══ MATERIAL FOR THE TASK

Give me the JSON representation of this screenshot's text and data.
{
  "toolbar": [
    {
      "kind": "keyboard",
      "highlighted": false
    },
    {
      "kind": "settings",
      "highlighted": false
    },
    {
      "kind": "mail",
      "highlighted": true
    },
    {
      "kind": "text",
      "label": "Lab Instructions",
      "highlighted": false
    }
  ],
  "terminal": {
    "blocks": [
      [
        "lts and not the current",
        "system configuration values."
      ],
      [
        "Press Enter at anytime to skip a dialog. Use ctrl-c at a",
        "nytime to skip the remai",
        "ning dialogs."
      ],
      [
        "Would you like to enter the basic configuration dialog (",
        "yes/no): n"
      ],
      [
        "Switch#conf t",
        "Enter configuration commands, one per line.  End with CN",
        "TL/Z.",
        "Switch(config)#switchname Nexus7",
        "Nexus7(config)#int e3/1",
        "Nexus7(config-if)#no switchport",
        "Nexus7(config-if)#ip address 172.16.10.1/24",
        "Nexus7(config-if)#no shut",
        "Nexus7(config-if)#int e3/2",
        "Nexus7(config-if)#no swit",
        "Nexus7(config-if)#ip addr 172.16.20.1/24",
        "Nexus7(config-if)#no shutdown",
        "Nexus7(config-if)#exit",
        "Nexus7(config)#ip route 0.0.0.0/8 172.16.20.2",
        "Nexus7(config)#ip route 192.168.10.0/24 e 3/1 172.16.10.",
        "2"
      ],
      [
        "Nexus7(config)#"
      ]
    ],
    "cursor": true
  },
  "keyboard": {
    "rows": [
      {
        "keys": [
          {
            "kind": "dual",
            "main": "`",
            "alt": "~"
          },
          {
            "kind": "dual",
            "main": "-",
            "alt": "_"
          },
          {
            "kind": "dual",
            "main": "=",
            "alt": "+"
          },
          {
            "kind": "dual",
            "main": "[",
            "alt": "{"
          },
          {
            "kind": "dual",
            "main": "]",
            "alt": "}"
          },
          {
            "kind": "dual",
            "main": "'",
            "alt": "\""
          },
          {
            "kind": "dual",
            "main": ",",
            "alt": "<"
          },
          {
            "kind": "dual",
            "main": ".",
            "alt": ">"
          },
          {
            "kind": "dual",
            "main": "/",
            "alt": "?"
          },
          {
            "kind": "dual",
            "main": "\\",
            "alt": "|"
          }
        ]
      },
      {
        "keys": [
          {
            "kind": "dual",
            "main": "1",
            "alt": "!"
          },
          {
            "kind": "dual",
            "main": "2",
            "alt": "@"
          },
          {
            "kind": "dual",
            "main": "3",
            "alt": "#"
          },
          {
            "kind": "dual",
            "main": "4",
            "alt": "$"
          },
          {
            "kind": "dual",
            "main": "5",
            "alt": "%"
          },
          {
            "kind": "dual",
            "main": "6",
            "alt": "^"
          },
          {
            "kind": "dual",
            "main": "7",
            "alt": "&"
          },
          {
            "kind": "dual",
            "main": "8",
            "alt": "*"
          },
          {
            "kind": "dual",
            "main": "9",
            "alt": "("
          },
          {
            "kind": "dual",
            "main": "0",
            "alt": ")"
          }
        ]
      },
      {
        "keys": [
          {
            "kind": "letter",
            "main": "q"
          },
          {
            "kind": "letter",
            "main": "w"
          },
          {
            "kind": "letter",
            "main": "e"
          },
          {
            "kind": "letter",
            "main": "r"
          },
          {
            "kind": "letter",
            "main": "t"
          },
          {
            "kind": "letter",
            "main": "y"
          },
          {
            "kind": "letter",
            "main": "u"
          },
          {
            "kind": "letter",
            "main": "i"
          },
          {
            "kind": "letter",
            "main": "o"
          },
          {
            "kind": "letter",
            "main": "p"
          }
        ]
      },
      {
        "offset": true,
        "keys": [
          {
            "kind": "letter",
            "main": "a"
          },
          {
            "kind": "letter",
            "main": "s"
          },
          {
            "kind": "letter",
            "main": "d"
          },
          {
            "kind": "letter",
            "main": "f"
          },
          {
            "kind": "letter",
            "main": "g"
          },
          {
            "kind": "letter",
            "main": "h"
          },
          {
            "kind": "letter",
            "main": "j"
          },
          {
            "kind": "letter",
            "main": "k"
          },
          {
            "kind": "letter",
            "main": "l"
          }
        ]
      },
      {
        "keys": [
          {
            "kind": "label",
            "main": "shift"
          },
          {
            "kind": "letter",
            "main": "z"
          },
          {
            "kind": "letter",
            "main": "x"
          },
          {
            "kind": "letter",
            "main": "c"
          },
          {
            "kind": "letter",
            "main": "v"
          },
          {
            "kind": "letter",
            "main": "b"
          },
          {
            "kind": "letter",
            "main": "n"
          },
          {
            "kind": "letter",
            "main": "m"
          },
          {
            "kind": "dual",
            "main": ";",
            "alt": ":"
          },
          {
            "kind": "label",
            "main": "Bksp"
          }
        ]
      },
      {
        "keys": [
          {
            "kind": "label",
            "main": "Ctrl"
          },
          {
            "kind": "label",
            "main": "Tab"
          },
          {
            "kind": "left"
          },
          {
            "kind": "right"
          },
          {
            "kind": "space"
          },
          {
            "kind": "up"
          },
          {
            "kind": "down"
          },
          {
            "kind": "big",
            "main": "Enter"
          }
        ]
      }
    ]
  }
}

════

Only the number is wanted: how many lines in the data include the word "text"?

-- RESULT OF THE TASK --
2